River Pointe Resort on Lincoln Avenue moved all of its guest cottages out by truck before flood water hit. By midmorning, people at the Wal-Mart on Lincoln Avenue found themselves surrounded by water. Boats were dispatched to take them to safety. The Napa fairgrounds parking lot off Silverado Trail was under several feet of water, which spilled over the river banks just north of Third Street bridge.
An American Red Cross shelter was set up at the First Baptist Church on First Street. The shelter was moved late Saturday morning to the Napa High School gymnasium.
Evacuations were reported at a motel on South Coombs Street and on the west side of the river south of Third Street. At midafternoon Saturday, several guests at the River Terrace Inn requested evacuation by boat.
County health officials urged people to avoid contact with flood waters which may contain a high level of contamination. In some areas, sewer manholes were overflowing, said Jill Pahl, the county’s acting environmental management director.

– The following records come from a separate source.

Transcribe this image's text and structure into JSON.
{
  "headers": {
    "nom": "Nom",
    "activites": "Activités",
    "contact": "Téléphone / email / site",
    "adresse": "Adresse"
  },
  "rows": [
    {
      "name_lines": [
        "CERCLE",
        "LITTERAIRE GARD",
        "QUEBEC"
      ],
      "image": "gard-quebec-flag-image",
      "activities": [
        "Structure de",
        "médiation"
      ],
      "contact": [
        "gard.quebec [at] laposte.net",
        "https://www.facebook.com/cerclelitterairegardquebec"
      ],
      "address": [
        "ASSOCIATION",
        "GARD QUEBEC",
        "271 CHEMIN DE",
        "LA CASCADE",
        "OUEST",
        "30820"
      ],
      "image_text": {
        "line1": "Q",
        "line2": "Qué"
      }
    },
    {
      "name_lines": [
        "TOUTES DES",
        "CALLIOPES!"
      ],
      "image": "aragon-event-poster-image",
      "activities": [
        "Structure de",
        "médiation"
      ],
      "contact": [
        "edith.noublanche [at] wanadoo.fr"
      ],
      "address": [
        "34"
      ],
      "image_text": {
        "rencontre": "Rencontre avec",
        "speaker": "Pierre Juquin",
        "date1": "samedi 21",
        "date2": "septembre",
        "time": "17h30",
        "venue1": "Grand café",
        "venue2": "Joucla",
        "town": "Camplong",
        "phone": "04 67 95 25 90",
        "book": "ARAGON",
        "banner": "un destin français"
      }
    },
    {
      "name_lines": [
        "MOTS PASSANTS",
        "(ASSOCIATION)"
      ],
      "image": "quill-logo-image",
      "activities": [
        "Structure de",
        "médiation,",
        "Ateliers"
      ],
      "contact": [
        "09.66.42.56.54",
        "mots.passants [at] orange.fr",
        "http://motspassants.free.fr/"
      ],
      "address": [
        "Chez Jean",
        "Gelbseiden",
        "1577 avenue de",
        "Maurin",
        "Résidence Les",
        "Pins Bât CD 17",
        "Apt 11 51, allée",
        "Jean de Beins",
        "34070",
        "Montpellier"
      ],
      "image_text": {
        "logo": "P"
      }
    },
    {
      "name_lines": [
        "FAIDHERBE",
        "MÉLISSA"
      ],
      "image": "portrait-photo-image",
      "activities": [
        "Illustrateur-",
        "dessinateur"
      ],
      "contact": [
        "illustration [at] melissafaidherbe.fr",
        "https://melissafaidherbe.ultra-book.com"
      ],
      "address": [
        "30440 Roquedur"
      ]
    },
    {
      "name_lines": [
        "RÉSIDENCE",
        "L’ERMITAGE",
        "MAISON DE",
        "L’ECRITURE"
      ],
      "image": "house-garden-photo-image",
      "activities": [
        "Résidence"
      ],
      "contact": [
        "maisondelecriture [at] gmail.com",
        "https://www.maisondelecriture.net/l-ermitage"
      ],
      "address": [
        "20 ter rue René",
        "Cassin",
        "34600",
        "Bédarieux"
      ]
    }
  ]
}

Municipal water supplies are considered safe, but flooded wells could be at risk for contamination, Pahl said.
County officials issued a disaster proclamation earlier in the day. An Emergency Operation Center was opened Friday afternoon in anticipation of the flood.
With more rain forecasted, officials announced sandbags would be available 24 hours a day at Memorial Stadium in Napa; Gordon Valley Volunteer Fire Department, 1345 Wooden Valley Crossroad; California Department of Forestry Fire Station, 3535 North St. Helena ; Edgerly Island Fire Department, 1501 Milton Road; Angwin Fire Station, 275 College Avenue and in American Canyon at 205 Wetland Edge Road.
Emergency coordinators urged people to bring their own shovels.
Staff writers Cristina De Leon-Menjivar, Julissa McKinnon, and Pat Stanley contributed to this report.